Born: May 8, 1941 in Baton Rouge, La.
Died: April 14, 2005
John Fred Gourrier joined his first band with classmates in Baton Rouge. His friends were simply known as "white boys, doing black soul music." Local businessman Sam Montalbano regularly booked the band to perform at dances, and soon set forth with recording their single "Shirley" co-written by John Fred and Tommy Bryan. At just 16, John Fred was recording "Shirley" in the Cosimo Matassa studio in New Orleans backed up by Fats Domino's band. In 1959, the success of "Shirley" led John Fred to New York City to appear on rock 'n' roll pioneer Alan Freed's radio show.
By 1966, John Fred was re-thinking his R&B approach, ultimately making a successful leap to the Top 40 that eluded other Louisiana soul bands of the era. With a sound that leaned more heavily toward the pop rock of the day, he found a new groove, with his Paula Records singles "Up and Down" and "Agnes English" each enjoying an eight-week ride at No. 1 in New Orleans. Regional successes such as these paved the way for John Fred's most popular hit "Judy in Disguise (With Glasses)," a song that was partially inspired by the Beatles' "Lucy in the Sky (With Diamonds)." "Judy in Disguise" was an immediate smash hit for John Fred & the Playboy Band in 1968. To date, the song has sold more than 5 million copies. After its success, John Fred decided to leave Paula Records and joined the likes of Elton John and Neil Diamond on the roster of Los Angeles-based Uni Records.

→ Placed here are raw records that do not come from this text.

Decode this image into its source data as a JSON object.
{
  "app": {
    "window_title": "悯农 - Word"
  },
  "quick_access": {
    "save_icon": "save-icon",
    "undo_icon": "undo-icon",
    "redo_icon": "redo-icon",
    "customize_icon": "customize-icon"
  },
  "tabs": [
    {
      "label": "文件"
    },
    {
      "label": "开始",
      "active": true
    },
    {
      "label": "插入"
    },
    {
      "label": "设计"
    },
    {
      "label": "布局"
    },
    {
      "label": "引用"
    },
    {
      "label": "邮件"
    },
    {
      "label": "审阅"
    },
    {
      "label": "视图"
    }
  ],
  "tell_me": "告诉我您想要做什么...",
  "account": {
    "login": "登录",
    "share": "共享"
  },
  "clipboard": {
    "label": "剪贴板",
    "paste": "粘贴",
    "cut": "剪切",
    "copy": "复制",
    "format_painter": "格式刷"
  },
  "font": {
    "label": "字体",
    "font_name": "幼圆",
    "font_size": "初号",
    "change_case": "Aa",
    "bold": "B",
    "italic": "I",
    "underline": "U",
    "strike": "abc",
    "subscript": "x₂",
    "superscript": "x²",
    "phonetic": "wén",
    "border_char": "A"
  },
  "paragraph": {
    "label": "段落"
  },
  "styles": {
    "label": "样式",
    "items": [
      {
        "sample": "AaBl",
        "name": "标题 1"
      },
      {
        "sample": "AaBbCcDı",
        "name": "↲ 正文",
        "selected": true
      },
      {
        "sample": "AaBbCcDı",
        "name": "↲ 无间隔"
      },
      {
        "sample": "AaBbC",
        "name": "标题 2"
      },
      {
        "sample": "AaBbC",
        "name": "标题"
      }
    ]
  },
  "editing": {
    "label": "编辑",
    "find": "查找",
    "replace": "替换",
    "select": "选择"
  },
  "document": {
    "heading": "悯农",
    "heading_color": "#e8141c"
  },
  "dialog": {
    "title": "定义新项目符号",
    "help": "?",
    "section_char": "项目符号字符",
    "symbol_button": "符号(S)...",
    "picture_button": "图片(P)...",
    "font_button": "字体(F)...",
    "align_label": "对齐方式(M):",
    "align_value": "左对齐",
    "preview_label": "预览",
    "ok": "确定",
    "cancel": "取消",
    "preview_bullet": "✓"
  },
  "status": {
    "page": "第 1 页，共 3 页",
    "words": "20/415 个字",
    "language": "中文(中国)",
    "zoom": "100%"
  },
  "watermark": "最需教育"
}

In 1979, John Fred began producing records for other artists, including Irma Thomas' critically acclaimed comeback album, Safe With Me. He has also written, performed and produced jingles for such advertisers as Greyhound Bus Lines, Decker Hot Dogs, and Ban Deodorant as well as the song "Baseball at the Box" for Louisiana State University's baseball team.